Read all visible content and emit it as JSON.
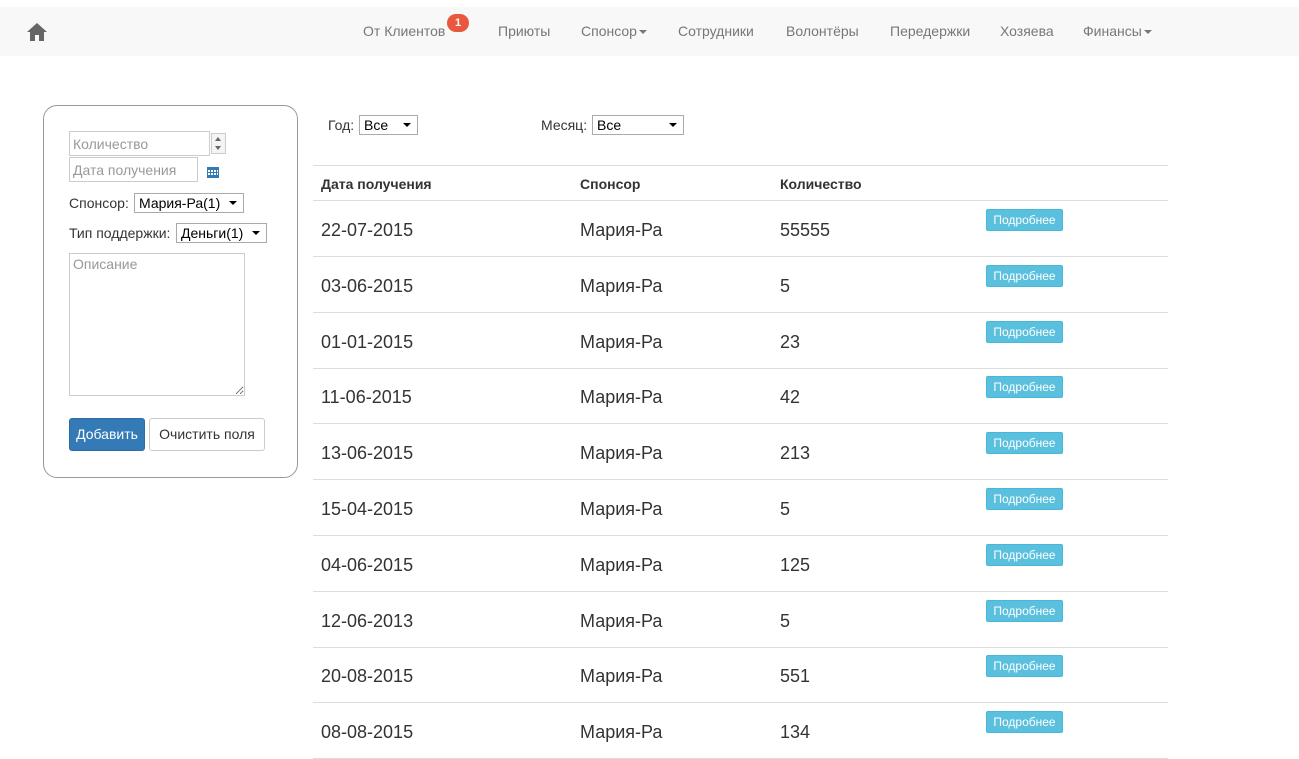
{
  "navbar": {
    "home_icon": "home-icon",
    "items": [
      {
        "label": "От Клиентов",
        "badge": "1",
        "dropdown": false
      },
      {
        "label": "Приюты",
        "dropdown": false
      },
      {
        "label": "Спонсор",
        "dropdown": true
      },
      {
        "label": "Сотрудники",
        "dropdown": false
      },
      {
        "label": "Волонтёры",
        "dropdown": false
      },
      {
        "label": "Передержки",
        "dropdown": false
      },
      {
        "label": "Хозяева",
        "dropdown": false
      },
      {
        "label": "Финансы",
        "dropdown": true
      }
    ]
  },
  "form": {
    "quantity_placeholder": "Количество",
    "date_placeholder": "Дата получения",
    "calendar_icon": "calendar-icon",
    "sponsor_label": "Спонсор:",
    "sponsor_value": "Мария-Ра(1)",
    "support_type_label": "Тип поддержки:",
    "support_type_value": "Деньги(1)",
    "description_placeholder": "Описание",
    "add_button": "Добавить",
    "clear_button": "Очистить поля"
  },
  "filters": {
    "year_label": "Год:",
    "year_value": "Все",
    "month_label": "Месяц:",
    "month_value": "Все"
  },
  "table": {
    "headers": [
      "Дата получения",
      "Спонсор",
      "Количество"
    ],
    "details_label": "Подробнее",
    "rows": [
      {
        "date": "22-07-2015",
        "sponsor": "Мария-Ра",
        "amount": "55555"
      },
      {
        "date": "03-06-2015",
        "sponsor": "Мария-Ра",
        "amount": "5"
      },
      {
        "date": "01-01-2015",
        "sponsor": "Мария-Ра",
        "amount": "23"
      },
      {
        "date": "11-06-2015",
        "sponsor": "Мария-Ра",
        "amount": "42"
      },
      {
        "date": "13-06-2015",
        "sponsor": "Мария-Ра",
        "amount": "213"
      },
      {
        "date": "15-04-2015",
        "sponsor": "Мария-Ра",
        "amount": "5"
      },
      {
        "date": "04-06-2015",
        "sponsor": "Мария-Ра",
        "amount": "125"
      },
      {
        "date": "12-06-2013",
        "sponsor": "Мария-Ра",
        "amount": "5"
      },
      {
        "date": "20-08-2015",
        "sponsor": "Мария-Ра",
        "amount": "551"
      },
      {
        "date": "08-08-2015",
        "sponsor": "Мария-Ра",
        "amount": "134"
      }
    ]
  }
}
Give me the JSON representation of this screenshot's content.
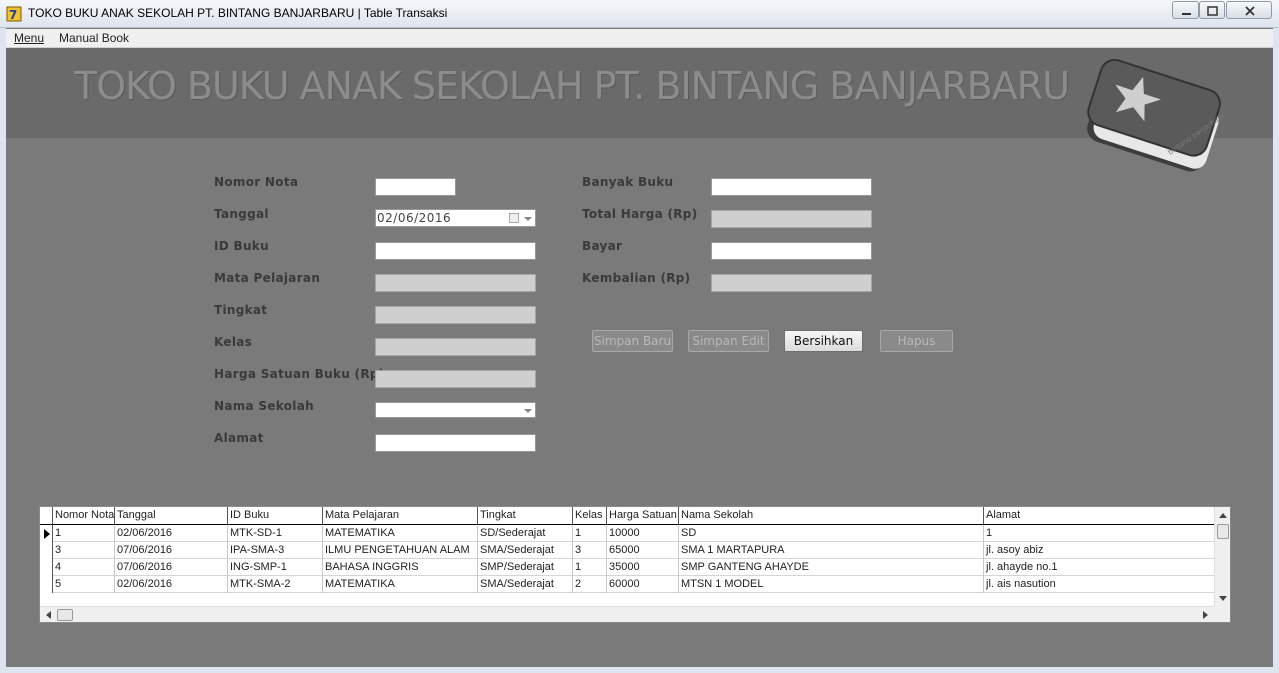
{
  "window": {
    "title": "TOKO BUKU ANAK SEKOLAH PT. BINTANG BANJARBARU | Table Transaksi"
  },
  "menubar": {
    "items": [
      {
        "label": "Menu"
      },
      {
        "label": "Manual Book"
      }
    ]
  },
  "banner": {
    "title": "TOKO BUKU ANAK SEKOLAH PT. BINTANG BANJARBARU",
    "logo_text": "bintang banjarbaru"
  },
  "form_left": {
    "nomor_nota": {
      "label": "Nomor Nota",
      "value": ""
    },
    "tanggal": {
      "label": "Tanggal",
      "value": "02/06/2016"
    },
    "id_buku": {
      "label": "ID Buku",
      "value": ""
    },
    "mata_pelajaran": {
      "label": "Mata Pelajaran",
      "value": ""
    },
    "tingkat": {
      "label": "Tingkat",
      "value": ""
    },
    "kelas": {
      "label": "Kelas",
      "value": ""
    },
    "harga_satuan": {
      "label": "Harga Satuan Buku (Rp)",
      "value": ""
    },
    "nama_sekolah": {
      "label": "Nama Sekolah",
      "value": ""
    },
    "alamat": {
      "label": "Alamat",
      "value": ""
    }
  },
  "form_right": {
    "banyak_buku": {
      "label": "Banyak Buku",
      "value": ""
    },
    "total_harga": {
      "label": "Total Harga (Rp)",
      "value": ""
    },
    "bayar": {
      "label": "Bayar",
      "value": ""
    },
    "kembalian": {
      "label": "Kembalian (Rp)",
      "value": ""
    }
  },
  "buttons": {
    "simpan_baru": "Simpan Baru",
    "simpan_edit": "Simpan Edit",
    "bersihkan": "Bersihkan",
    "hapus": "Hapus"
  },
  "table": {
    "columns": [
      "Nomor Nota",
      "Tanggal",
      "ID Buku",
      "Mata Pelajaran",
      "Tingkat",
      "Kelas",
      "Harga Satuan",
      "Nama Sekolah",
      "Alamat"
    ],
    "rows": [
      [
        "1",
        "02/06/2016",
        "MTK-SD-1",
        "MATEMATIKA",
        "SD/Sederajat",
        "1",
        "10000",
        "SD",
        "1"
      ],
      [
        "3",
        "07/06/2016",
        "IPA-SMA-3",
        "ILMU PENGETAHUAN ALAM",
        "SMA/Sederajat",
        "3",
        "65000",
        "SMA 1 MARTAPURA",
        "jl. asoy abiz"
      ],
      [
        "4",
        "07/06/2016",
        "ING-SMP-1",
        "BAHASA INGGRIS",
        "SMP/Sederajat",
        "1",
        "35000",
        "SMP GANTENG AHAYDE",
        "jl. ahayde no.1"
      ],
      [
        "5",
        "02/06/2016",
        "MTK-SMA-2",
        "MATEMATIKA",
        "SMA/Sederajat",
        "2",
        "60000",
        "MTSN 1 MODEL",
        "jl. ais nasution"
      ]
    ]
  }
}
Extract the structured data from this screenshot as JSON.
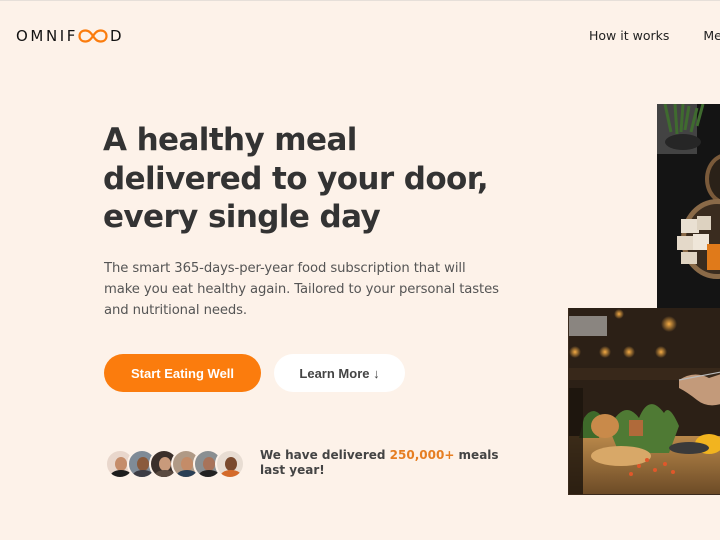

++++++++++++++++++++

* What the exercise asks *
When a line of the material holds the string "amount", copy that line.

* Problem solution *
        "amount": "55555"
        "amount": "5"
        "amount": "23"
        "amount": "42"
        "amount": "213"
        "amount": "5"
        "amount": "125"
        "amount": "5"
        "amount": "551"
        "amount": "134"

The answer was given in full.